Secondary Logo

Institutional members access full text with Ovid®

Share this article on:

Does Respiratory Variation in Inferior Vena Cava Diameter Predict Fluid Responsiveness in Mechanically Ventilated Patients? A Systematic Review and Meta-analysis

Si, Xiang, MD*; Xu, Hailin, PhD*; Liu, Zimeng, MD*; Wu, Jianfeng, PhD, MD*; Cao, Daiyin, MD; Chen, Juan, MD*; Chen, Minying, MD*; Liu, Yongjun, MD*; Guan, Xiangdong, PhD, MD*

doi: 10.1213/ANE.0000000000003459
Critical Care and Resuscitation: Meta-Analysis

BACKGROUND: We performed a systematic review and meta-analysis of studies investigating the diagnostic accuracy of respiratory variation in inferior vena cava diameter (ΔIVC) for predicting fluid responsiveness in patients receiving mechanical ventilation.

METHODS: MEDLINE, EMBASE, the Cochrane Library, and Web of Science were screened from inception to February 2017. The meta-analysis assessed the pooled sensitivity, specificity, diagnostic odds ratio, and area under the receiver operating characteristic curve. In addition, heterogeneity and subgroup analyses were performed.

RESULTS: A total of 12 studies involving 753 patients were included. Significant heterogeneity existed among the studies, and meta-regression indicated that ventilator settings were the main sources of heterogeneity. Subgroup analysis indicated that ΔIVC exhibited better diagnostic performance in the group of patients ventilated with tidal volume (TV) ≥8 mL/kg and positive end-expiratory pressure (PEEP) ≤5 cm H2O than in the group ventilated with TV <8 mL/kg or PEEP >5 cm H2O, as demonstrated by higher sensitivity (0.80 vs 0.66; P = .02), specificity (0.94 vs 0.68; P < .001), diagnostic odds ratio (68 vs 4; P < .001), and area under the receiver operating characteristic curve (0.88 vs 0.70; P < .001). The best ΔIVC threshold for predicting fluid responsiveness was 16% ± 2% in the group of TV ≥8 mL/kg and PEEP ≤5 cm H2O, whereas in the group of TV <8 mL/kg or PEEP >5 cm H2O, this threshold was 14% ± 5%.

CONCLUSIONS: ΔIVC shows limited ability for predicting fluid responsiveness in distinct ventilator settings. In patients with TV ≥8 mL/kg and PEEP ≤5 cm H2O, ΔIVC was an accurate predictor of fluid responsiveness, while in patients with TV <8 mL/kg or PEEP >5 cm H2O, ΔIVC was a poor predictor.

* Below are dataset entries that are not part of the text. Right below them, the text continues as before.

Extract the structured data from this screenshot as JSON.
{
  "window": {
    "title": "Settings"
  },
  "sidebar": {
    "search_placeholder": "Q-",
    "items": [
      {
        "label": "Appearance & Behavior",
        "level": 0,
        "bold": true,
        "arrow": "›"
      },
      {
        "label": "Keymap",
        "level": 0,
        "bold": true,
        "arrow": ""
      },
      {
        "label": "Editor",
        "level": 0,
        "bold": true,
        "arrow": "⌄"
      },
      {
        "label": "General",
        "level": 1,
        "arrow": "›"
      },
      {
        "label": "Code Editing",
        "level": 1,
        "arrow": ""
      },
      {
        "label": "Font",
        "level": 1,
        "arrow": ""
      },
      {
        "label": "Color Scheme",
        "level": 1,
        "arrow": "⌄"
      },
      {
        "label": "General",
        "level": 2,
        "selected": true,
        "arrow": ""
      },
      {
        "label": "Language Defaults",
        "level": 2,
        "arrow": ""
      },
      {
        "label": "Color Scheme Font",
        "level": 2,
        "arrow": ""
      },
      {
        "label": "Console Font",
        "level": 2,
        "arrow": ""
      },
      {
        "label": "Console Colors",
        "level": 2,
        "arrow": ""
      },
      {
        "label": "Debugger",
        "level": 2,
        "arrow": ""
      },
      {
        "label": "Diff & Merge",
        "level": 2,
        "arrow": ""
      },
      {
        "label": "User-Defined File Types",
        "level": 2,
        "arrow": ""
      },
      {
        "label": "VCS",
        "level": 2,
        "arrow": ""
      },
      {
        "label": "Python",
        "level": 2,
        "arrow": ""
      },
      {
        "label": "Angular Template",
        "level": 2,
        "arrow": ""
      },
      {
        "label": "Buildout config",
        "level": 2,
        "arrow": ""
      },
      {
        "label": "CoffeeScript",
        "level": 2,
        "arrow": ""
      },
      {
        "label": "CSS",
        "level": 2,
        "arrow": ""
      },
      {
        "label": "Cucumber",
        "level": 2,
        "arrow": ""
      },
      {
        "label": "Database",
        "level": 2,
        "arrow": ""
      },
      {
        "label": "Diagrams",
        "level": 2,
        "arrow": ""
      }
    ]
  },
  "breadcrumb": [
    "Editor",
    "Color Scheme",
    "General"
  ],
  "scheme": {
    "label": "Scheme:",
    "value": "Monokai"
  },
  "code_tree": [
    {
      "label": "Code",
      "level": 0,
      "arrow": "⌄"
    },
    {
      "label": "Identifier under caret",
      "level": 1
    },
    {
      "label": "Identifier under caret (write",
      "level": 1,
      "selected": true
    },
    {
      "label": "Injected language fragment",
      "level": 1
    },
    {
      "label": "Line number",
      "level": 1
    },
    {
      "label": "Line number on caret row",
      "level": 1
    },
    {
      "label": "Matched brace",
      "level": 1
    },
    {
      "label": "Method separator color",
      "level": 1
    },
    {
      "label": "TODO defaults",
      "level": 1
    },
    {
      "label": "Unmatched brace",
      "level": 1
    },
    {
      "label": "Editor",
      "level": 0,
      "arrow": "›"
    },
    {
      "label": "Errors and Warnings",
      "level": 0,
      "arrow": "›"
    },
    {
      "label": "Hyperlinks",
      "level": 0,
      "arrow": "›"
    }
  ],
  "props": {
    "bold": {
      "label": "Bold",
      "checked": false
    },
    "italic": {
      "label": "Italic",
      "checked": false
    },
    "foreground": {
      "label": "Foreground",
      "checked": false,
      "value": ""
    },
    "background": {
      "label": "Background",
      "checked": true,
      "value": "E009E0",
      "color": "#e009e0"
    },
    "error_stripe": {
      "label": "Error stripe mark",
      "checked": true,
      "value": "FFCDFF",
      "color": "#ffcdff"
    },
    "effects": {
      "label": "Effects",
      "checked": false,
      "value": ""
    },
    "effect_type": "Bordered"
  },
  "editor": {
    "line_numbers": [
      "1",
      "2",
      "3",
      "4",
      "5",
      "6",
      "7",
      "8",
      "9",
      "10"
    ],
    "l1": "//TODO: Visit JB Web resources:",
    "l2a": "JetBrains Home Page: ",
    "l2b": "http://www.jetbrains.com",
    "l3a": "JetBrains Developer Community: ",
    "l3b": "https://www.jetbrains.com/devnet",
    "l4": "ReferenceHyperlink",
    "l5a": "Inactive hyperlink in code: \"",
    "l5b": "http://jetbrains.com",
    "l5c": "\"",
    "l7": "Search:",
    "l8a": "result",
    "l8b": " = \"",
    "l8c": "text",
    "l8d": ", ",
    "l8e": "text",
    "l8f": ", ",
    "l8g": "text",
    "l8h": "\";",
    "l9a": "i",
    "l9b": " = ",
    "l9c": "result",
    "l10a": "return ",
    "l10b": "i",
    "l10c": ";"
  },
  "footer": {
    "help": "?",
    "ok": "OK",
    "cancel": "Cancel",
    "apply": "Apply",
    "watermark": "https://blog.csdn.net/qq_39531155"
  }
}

Thus, intensivists must be cautious when using ΔIVC.

From the *Department of Surgical Intensive Care Unit, The First Affiliated Hospital

Department of Intensive Care Unit, The Sixth Affiliated Hospital, Sun Yat-Sen University, Guangzhou, People’s Republic of China.

Published ahead of print May 21, 2018.

Accepted for publication April 16, 2018.

Funding: This study was supported by the grants from Sun Yat-Sen University Clinical Research 5010 Program (2007015).

The authors declare no conflicts of interest.

Supplemental digital content is available for this article. Direct URL citations appear in the printed text and are provided in the HTML and PDF versions of this article on the journal’s website.

X. Si and H. Xu contributed equally and share first authorship.

Reprints will not be available from the authors.

Address correspondence to Xiangdong Guan, PhD, MD, Department of Surgical Intensive Care Unit, The First Affiliated Hospital, Sun Yat-Sen University, 58 Zhongshan No. 2 Rd, Guangzhou, People’s Republic of China. Address e-mail to guanxiangdong1962@163.com.

© 2018 International Anesthesia Research Society
You currently do not have access to this article

To access this article:

Note: If your society membership provides full-access, you may need to login on your society website